··· Extracted information ···

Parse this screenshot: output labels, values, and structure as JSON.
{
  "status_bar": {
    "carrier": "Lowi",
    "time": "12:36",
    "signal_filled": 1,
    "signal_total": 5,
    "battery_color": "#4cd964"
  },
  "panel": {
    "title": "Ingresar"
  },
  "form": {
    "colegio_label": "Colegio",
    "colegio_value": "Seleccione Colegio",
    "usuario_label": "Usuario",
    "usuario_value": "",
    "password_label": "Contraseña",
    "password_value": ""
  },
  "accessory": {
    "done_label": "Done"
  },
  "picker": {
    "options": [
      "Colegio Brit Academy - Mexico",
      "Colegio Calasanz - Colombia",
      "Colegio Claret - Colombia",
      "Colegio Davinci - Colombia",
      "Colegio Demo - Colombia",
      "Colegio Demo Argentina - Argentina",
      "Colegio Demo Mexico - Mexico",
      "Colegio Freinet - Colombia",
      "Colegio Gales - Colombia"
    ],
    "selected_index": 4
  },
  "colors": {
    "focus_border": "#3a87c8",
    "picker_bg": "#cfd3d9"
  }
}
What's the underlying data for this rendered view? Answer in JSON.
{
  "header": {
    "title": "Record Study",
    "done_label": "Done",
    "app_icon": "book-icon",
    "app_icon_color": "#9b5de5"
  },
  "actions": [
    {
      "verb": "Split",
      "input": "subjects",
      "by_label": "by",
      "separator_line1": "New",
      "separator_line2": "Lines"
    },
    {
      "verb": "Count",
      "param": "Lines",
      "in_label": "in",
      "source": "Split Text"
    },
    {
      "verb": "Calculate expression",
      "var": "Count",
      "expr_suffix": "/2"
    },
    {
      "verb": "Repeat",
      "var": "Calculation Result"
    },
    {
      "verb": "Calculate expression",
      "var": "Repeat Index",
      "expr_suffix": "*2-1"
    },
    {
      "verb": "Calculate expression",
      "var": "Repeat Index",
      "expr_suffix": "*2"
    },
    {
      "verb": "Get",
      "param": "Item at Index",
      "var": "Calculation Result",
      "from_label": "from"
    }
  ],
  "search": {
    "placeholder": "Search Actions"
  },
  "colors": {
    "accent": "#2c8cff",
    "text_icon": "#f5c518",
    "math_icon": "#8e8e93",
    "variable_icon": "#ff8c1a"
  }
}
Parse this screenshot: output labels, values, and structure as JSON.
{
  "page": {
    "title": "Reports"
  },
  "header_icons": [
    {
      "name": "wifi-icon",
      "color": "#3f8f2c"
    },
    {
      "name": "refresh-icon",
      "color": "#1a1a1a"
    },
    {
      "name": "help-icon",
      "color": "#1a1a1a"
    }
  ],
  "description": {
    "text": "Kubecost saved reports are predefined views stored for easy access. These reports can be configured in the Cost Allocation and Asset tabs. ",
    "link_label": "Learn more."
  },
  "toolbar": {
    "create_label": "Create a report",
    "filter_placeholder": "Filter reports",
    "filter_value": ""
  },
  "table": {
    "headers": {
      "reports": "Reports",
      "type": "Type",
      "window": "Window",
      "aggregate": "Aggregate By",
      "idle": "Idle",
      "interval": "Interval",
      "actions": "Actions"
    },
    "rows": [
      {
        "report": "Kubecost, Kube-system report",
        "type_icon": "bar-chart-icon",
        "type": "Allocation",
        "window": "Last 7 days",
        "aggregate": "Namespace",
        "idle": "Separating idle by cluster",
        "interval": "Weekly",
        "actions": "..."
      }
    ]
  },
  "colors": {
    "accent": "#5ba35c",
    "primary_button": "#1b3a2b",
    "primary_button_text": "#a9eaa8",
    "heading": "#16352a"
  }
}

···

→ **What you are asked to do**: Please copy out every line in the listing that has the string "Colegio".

→ **Response to this exercise**:
    "colegio_label": "Colegio",
    "colegio_value": "Seleccione Colegio",
      "Colegio Brit Academy - Mexico",
      "Colegio Calasanz - Colombia",
      "Colegio Claret - Colombia",
      "Colegio Davinci - Colombia",
      "Colegio Demo - Colombia",
      "Colegio Demo Argentina - Argentina",
      "Colegio Demo Mexico - Mexico",
      "Colegio Freinet - Colombia",
      "Colegio Gales - Colombia"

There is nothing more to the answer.